In the records below, pick out all lines containing the word "meta".

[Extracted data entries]
###
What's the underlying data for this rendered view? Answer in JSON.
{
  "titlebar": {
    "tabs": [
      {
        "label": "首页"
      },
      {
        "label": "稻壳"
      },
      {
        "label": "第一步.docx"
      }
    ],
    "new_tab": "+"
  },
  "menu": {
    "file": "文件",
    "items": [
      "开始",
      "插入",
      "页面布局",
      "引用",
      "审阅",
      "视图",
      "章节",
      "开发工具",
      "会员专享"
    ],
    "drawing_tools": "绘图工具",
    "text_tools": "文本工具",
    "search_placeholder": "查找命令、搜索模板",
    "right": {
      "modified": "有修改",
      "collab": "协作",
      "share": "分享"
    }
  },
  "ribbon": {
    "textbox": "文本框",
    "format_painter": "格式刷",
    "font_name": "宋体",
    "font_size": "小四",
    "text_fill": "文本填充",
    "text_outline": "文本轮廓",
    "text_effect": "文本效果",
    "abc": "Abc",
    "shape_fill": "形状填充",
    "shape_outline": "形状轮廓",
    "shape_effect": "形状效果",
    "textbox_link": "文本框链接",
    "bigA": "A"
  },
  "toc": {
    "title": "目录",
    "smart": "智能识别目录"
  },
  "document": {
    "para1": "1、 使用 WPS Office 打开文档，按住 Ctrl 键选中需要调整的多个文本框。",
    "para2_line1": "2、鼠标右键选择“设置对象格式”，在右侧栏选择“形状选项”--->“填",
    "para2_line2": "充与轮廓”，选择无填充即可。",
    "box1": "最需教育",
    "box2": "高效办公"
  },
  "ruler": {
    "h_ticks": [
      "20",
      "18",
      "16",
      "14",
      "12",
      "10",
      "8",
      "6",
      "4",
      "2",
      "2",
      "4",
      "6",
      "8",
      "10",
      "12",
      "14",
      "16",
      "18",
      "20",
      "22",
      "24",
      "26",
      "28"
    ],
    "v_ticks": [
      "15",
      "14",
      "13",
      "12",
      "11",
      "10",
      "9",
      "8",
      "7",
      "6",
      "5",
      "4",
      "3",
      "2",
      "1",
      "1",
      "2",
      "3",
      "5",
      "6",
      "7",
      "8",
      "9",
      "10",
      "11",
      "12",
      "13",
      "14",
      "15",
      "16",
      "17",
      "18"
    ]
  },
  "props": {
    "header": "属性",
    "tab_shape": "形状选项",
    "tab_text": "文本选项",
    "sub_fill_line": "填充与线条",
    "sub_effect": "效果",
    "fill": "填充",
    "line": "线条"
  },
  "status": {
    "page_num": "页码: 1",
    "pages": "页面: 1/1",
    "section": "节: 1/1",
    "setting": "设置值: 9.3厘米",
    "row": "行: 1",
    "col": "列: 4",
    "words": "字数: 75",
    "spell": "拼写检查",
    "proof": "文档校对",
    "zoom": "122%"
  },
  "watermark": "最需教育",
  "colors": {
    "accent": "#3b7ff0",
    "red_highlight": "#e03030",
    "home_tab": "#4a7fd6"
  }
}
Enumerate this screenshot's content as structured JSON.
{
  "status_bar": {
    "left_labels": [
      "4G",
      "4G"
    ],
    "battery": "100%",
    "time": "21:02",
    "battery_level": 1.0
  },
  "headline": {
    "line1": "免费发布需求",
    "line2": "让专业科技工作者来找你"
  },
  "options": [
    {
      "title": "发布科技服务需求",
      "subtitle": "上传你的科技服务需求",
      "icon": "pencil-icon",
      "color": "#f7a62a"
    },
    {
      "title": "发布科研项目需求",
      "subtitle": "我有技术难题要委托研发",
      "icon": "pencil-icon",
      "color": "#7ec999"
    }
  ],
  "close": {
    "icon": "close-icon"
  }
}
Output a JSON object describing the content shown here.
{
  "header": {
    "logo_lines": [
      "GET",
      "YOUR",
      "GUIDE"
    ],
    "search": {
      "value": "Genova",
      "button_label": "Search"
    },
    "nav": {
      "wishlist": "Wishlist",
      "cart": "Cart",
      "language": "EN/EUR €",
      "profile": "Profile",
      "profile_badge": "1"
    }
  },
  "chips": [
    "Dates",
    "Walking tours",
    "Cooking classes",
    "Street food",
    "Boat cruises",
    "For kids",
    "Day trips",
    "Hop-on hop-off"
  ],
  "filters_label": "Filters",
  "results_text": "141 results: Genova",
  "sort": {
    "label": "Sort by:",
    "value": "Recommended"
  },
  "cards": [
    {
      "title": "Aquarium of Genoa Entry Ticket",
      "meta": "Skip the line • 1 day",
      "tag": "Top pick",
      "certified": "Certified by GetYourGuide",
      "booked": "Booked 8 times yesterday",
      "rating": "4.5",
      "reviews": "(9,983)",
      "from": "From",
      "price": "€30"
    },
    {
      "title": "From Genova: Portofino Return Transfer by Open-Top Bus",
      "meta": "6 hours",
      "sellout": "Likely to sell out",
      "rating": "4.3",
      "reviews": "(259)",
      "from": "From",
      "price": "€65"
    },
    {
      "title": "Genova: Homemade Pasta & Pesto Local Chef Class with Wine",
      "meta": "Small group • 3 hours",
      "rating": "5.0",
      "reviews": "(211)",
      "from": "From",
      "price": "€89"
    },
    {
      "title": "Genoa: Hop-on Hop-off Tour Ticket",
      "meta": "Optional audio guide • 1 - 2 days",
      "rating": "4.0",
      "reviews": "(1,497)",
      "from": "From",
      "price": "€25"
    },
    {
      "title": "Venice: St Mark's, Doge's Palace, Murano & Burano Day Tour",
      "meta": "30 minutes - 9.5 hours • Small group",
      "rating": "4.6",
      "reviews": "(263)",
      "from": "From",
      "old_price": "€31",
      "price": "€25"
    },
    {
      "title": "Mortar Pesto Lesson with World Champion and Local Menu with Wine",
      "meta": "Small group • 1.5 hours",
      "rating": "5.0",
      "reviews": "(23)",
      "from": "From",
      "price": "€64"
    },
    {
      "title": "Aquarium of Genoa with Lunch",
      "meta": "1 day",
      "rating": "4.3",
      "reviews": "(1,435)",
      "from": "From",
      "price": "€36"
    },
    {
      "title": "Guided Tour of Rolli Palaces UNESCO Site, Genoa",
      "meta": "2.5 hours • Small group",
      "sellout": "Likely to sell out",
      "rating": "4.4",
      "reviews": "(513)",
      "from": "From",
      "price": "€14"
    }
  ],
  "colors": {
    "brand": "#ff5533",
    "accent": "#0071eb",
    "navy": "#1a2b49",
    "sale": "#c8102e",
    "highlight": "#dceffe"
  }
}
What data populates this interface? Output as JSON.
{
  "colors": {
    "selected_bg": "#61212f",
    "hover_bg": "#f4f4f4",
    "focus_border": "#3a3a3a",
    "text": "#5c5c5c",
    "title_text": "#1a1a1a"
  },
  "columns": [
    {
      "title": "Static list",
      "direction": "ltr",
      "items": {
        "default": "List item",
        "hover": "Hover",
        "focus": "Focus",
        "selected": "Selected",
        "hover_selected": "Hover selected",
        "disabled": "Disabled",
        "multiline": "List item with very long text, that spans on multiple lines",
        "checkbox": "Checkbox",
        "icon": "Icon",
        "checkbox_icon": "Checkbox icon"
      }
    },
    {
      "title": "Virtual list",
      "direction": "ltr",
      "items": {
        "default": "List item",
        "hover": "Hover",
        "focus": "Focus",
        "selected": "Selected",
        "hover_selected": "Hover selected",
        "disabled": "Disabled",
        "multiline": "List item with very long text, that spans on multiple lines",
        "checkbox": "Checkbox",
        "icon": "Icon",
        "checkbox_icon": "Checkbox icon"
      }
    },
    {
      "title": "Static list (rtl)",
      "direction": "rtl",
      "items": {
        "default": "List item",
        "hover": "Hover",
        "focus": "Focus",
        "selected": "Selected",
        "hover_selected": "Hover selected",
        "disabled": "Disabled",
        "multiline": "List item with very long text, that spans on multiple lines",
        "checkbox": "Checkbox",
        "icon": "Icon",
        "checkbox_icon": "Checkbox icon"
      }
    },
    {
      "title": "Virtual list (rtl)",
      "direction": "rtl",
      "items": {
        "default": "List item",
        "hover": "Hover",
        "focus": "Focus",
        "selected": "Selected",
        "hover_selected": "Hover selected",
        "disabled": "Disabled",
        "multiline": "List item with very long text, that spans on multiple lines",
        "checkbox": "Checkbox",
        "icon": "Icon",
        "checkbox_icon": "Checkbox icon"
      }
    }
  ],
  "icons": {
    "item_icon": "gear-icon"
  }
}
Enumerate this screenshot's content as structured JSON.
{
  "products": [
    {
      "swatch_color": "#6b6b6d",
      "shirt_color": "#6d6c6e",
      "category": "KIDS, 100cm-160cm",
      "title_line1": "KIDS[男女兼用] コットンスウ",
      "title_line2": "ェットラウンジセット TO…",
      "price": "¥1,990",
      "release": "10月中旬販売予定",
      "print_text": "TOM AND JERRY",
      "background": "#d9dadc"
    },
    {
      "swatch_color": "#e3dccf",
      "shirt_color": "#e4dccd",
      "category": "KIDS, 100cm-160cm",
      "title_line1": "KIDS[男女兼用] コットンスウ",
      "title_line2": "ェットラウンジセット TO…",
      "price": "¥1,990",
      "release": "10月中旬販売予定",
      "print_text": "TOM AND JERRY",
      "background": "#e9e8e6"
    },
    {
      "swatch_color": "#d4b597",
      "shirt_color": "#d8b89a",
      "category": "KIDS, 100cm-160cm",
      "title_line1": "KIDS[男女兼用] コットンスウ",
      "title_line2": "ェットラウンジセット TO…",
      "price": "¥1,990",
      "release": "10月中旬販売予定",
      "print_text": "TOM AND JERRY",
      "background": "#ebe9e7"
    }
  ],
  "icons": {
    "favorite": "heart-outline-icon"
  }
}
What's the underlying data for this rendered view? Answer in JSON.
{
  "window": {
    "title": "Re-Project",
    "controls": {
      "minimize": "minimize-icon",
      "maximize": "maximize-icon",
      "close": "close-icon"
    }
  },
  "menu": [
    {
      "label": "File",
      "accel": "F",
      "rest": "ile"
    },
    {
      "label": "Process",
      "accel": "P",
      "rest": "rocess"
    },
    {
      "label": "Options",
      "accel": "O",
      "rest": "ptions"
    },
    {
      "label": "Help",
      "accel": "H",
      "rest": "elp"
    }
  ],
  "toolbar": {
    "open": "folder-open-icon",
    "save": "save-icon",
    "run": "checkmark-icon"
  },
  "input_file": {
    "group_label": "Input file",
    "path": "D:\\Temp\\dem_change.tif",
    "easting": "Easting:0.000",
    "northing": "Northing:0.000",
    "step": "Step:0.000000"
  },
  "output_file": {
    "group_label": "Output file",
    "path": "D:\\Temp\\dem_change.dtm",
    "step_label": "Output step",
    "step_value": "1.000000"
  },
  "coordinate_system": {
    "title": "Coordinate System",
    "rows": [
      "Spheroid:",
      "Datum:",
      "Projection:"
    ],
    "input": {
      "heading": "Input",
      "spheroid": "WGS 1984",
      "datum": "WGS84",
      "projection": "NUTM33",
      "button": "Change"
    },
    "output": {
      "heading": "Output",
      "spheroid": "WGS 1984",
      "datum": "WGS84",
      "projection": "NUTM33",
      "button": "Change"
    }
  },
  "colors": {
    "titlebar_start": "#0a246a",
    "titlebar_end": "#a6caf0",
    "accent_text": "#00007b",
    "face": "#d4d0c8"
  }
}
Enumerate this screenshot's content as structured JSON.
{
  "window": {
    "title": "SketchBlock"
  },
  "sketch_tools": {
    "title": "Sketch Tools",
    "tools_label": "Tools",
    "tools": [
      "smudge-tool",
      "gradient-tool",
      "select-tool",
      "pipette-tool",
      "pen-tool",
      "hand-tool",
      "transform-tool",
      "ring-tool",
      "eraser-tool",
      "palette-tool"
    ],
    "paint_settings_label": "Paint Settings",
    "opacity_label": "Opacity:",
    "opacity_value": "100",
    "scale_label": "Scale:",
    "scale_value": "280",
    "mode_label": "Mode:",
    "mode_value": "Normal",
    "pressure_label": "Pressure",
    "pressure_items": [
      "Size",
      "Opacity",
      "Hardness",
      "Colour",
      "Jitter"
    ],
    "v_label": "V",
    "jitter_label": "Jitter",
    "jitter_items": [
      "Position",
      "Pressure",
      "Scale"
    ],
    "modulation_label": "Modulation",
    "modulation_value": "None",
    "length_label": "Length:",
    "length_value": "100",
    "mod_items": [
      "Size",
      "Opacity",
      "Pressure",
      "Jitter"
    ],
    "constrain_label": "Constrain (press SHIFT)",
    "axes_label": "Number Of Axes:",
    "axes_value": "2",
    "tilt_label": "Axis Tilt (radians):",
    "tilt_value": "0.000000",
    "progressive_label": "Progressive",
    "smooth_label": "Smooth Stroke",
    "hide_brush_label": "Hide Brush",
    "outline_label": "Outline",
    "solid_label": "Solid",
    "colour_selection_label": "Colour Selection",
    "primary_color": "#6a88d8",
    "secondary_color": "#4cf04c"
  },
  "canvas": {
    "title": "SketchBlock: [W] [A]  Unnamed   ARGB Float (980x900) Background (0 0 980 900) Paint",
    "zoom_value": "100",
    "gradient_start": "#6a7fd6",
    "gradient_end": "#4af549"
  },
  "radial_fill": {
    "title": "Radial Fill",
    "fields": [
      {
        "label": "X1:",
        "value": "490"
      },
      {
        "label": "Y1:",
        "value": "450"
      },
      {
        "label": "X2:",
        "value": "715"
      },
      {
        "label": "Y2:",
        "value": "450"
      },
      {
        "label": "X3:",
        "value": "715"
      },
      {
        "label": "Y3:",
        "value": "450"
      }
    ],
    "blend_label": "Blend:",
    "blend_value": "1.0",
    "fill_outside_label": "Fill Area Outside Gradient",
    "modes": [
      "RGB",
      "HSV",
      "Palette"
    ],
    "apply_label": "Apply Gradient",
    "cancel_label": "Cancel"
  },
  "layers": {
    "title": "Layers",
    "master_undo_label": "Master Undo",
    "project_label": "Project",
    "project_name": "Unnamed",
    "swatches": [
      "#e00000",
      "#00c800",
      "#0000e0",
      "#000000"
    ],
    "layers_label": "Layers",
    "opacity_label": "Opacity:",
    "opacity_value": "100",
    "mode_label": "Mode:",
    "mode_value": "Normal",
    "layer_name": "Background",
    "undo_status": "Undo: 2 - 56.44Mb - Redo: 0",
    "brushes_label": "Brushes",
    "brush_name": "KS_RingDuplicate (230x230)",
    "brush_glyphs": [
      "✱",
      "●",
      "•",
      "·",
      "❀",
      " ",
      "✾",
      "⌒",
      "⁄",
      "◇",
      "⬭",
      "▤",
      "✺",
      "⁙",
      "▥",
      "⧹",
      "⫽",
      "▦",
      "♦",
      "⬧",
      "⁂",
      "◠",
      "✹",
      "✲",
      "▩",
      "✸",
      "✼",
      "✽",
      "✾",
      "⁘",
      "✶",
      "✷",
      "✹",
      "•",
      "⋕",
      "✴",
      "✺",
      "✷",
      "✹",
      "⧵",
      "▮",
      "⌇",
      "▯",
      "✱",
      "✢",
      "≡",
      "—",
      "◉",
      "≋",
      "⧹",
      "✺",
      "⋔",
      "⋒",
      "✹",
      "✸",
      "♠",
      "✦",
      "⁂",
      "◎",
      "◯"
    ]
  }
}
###
### Answer below
      "meta": "Skip the line • 1 day",
      "meta": "6 hours",
      "meta": "Small group • 3 hours",
      "meta": "Optional audio guide • 1 - 2 days",
      "meta": "30 minutes - 9.5 hours • Small group",
      "meta": "Small group • 1.5 hours",
      "meta": "1 day",
      "meta": "2.5 hours • Small group",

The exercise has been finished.